■ WORK TASK:
Which lines in the material below contain the word "Tobias"? Copy each of them.
■ ■ ■
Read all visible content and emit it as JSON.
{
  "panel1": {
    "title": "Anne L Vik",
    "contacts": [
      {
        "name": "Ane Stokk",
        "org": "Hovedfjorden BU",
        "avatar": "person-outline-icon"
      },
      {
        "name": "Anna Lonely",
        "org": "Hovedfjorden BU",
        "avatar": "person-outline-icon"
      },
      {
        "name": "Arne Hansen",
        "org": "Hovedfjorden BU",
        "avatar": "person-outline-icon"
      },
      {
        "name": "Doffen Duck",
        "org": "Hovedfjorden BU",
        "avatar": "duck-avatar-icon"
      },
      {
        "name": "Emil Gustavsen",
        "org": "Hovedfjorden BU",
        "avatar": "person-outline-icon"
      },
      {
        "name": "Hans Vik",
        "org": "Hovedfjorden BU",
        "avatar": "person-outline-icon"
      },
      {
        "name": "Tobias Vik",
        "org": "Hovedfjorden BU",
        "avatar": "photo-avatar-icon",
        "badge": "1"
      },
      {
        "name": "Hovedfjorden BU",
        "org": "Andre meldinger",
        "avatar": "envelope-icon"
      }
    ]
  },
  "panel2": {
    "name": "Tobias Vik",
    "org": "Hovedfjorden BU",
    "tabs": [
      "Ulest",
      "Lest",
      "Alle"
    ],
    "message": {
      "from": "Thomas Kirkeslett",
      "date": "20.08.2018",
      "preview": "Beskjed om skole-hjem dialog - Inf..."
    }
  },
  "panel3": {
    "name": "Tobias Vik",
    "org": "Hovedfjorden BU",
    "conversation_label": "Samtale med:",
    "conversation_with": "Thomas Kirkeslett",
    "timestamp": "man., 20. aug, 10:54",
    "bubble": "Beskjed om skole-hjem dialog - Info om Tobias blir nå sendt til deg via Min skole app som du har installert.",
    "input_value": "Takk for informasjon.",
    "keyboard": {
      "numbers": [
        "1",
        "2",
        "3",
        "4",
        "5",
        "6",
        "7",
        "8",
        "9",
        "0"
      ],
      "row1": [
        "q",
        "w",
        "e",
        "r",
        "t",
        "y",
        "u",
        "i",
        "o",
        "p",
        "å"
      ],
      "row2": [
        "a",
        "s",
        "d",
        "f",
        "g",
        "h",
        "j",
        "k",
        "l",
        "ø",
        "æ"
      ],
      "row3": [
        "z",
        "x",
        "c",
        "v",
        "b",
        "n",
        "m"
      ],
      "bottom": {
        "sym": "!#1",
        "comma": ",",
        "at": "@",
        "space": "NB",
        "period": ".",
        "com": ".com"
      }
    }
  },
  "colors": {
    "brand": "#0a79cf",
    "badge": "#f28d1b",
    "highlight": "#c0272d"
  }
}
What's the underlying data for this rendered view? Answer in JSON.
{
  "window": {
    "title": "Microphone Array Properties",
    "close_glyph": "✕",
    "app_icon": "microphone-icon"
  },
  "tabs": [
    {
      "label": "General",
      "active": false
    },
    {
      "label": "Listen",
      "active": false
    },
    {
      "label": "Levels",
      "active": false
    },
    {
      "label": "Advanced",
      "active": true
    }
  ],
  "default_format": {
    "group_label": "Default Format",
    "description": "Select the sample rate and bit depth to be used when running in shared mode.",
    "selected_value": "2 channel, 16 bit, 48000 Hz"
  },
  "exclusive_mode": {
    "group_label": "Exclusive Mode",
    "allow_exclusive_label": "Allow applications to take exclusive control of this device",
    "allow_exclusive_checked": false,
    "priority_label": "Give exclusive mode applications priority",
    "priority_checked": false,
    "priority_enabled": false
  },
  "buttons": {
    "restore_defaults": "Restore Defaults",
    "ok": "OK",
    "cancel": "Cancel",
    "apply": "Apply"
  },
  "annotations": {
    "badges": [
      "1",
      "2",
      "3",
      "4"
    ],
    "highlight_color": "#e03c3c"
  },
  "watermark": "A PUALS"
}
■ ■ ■
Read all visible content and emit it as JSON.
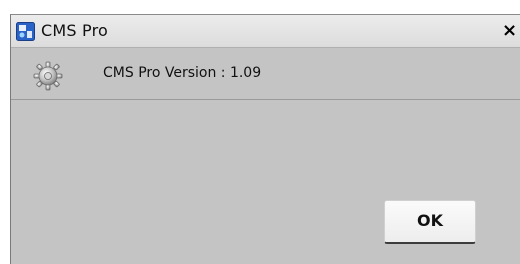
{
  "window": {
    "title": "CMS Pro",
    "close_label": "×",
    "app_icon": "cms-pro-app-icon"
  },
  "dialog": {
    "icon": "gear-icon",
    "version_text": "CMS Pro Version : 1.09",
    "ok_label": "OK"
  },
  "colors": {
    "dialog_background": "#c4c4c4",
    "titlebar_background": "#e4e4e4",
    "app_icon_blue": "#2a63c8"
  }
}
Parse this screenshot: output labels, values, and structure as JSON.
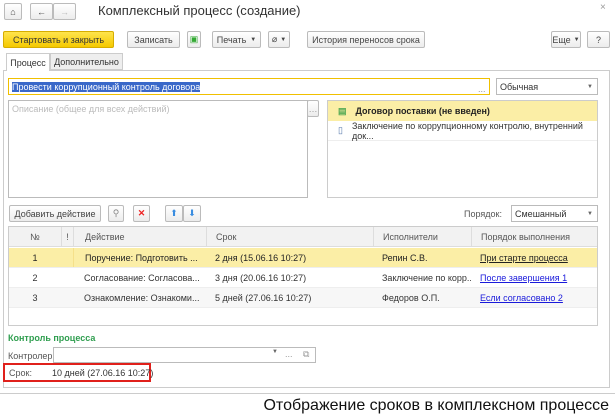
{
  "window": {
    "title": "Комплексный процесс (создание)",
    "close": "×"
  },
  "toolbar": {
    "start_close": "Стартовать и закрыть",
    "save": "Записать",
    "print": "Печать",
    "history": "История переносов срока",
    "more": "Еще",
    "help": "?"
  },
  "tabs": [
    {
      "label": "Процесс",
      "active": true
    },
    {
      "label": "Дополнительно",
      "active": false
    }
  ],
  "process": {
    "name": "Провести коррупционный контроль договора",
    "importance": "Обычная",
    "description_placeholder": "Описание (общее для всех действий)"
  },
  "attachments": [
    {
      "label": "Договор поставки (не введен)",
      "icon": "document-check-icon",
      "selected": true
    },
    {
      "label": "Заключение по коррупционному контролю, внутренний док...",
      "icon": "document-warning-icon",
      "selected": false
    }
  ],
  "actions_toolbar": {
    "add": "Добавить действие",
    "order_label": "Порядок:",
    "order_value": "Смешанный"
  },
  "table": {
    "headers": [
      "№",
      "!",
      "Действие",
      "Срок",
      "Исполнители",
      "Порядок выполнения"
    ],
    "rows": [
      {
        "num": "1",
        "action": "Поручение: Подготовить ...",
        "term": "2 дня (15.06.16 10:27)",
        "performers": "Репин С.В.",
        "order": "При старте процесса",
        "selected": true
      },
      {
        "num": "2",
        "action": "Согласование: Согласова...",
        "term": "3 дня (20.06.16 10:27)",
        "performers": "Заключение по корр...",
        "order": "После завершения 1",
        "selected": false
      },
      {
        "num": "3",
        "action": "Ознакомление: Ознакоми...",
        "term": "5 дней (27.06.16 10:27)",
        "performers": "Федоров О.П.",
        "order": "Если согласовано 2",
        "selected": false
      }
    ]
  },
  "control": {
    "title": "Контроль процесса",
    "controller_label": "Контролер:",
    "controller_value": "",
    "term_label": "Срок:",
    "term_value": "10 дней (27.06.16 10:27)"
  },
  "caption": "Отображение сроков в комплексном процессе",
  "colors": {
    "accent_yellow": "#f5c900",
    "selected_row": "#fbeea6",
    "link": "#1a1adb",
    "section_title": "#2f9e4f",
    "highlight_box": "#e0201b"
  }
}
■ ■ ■
■ TASK ANSWER:
        "name": "Tobias Vik",
    "name": "Tobias Vik",
    "name": "Tobias Vik",
    "bubble": "Beskjed om skole-hjem dialog - Info om Tobias blir nå sendt til deg via Min skole app som du har installert.",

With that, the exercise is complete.